The risks arise partly because medical equipment is increasingly connected to the Internet so that data can be fed into electronic patient records systems, said researcher Scott Erven [cq], who presented his findings with fellow researcher Mark Collao [cq] at the DerbyCon security conference.
Besides the privacy concerns, there are safety implications if hackers can alter people's medical records and treatment plans, Erven said.
"As these devices start to become connected, not only can your data gets stolen but there are potential adverse safety issues," he said.
The researchers located medical devices by searching for terms like "radiology" and "podiatry" in Shodan, a search engine for finding Internet-connected devices.
Some systems were connected to the Internet by design, others due to configuration errors. And much of the medical gear was still using the default logins and passwords provided by manufacturers.
The researchers studied public documentation intended to be used to set up the equipment and found some frighteningly lapse security practices.
The same default passwords were used over and over for different models of a device, and in some cases a manufacturer warned customers that if they changed default passwords they might not be eligible for support. That's apparently because support teams needed the passwords to service the systems.
The researchers focused on equipment from GE Healthcare, but they said they could have picked any company. GE is "one of the more progressive" vendors and responded quickly when the flaws were pointed out, they said.
On the plus side, there was no evidence the hackers had targeted the devices specifically because they looked like medical systems, Collao said, but they're still being targeted.
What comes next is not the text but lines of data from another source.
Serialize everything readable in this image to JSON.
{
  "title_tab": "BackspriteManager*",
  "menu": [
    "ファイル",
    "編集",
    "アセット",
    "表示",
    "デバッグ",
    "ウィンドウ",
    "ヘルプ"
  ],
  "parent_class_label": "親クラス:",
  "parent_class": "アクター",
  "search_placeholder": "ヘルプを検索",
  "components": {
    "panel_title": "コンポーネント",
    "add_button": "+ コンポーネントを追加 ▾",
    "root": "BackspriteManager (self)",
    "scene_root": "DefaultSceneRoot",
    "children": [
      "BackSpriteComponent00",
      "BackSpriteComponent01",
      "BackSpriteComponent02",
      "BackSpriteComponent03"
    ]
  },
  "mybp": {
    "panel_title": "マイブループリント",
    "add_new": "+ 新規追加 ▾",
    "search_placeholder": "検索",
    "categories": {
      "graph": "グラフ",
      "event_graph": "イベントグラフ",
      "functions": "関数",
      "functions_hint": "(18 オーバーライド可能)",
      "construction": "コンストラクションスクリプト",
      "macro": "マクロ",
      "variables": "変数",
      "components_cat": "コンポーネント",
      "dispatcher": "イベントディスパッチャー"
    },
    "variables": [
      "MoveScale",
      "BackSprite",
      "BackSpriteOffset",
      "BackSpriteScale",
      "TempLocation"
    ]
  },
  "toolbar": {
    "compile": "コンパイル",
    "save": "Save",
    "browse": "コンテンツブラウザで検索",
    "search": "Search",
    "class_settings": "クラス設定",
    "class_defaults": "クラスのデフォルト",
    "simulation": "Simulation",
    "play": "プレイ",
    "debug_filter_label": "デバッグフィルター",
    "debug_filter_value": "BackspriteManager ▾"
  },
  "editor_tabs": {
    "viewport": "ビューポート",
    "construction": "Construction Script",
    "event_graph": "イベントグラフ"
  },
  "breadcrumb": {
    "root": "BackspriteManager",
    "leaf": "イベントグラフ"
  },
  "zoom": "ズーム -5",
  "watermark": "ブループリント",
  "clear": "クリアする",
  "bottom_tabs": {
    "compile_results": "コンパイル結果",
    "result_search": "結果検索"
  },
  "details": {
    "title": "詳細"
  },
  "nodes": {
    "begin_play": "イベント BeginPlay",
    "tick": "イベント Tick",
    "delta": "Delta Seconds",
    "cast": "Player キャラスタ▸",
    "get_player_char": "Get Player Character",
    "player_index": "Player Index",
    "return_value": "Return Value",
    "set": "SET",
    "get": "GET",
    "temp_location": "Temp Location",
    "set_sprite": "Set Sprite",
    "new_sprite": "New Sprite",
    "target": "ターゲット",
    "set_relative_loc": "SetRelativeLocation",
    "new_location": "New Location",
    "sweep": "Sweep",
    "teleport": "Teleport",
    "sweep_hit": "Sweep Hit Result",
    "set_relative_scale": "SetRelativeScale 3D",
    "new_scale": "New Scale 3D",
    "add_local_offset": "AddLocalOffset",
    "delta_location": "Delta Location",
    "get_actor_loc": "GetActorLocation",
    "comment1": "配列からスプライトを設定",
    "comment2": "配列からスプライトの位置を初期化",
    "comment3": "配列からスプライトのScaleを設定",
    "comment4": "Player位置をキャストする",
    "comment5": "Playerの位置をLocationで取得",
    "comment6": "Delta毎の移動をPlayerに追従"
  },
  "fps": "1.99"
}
"Next time you're in a hospital getting hooked up to a machine and you see an Ethernet cable going to the wall, it makes you think twice."
Love the last paragraph - but I am not sure just what the patient can do. Clearly it is the equipment manufacturers are the ones who need to save us from all the risks here. A few news stories of things going wrong will be the best tool to foster change and our safety.
Posted by Dr David More MB PhD FACHI at Sunday, March 27, 2016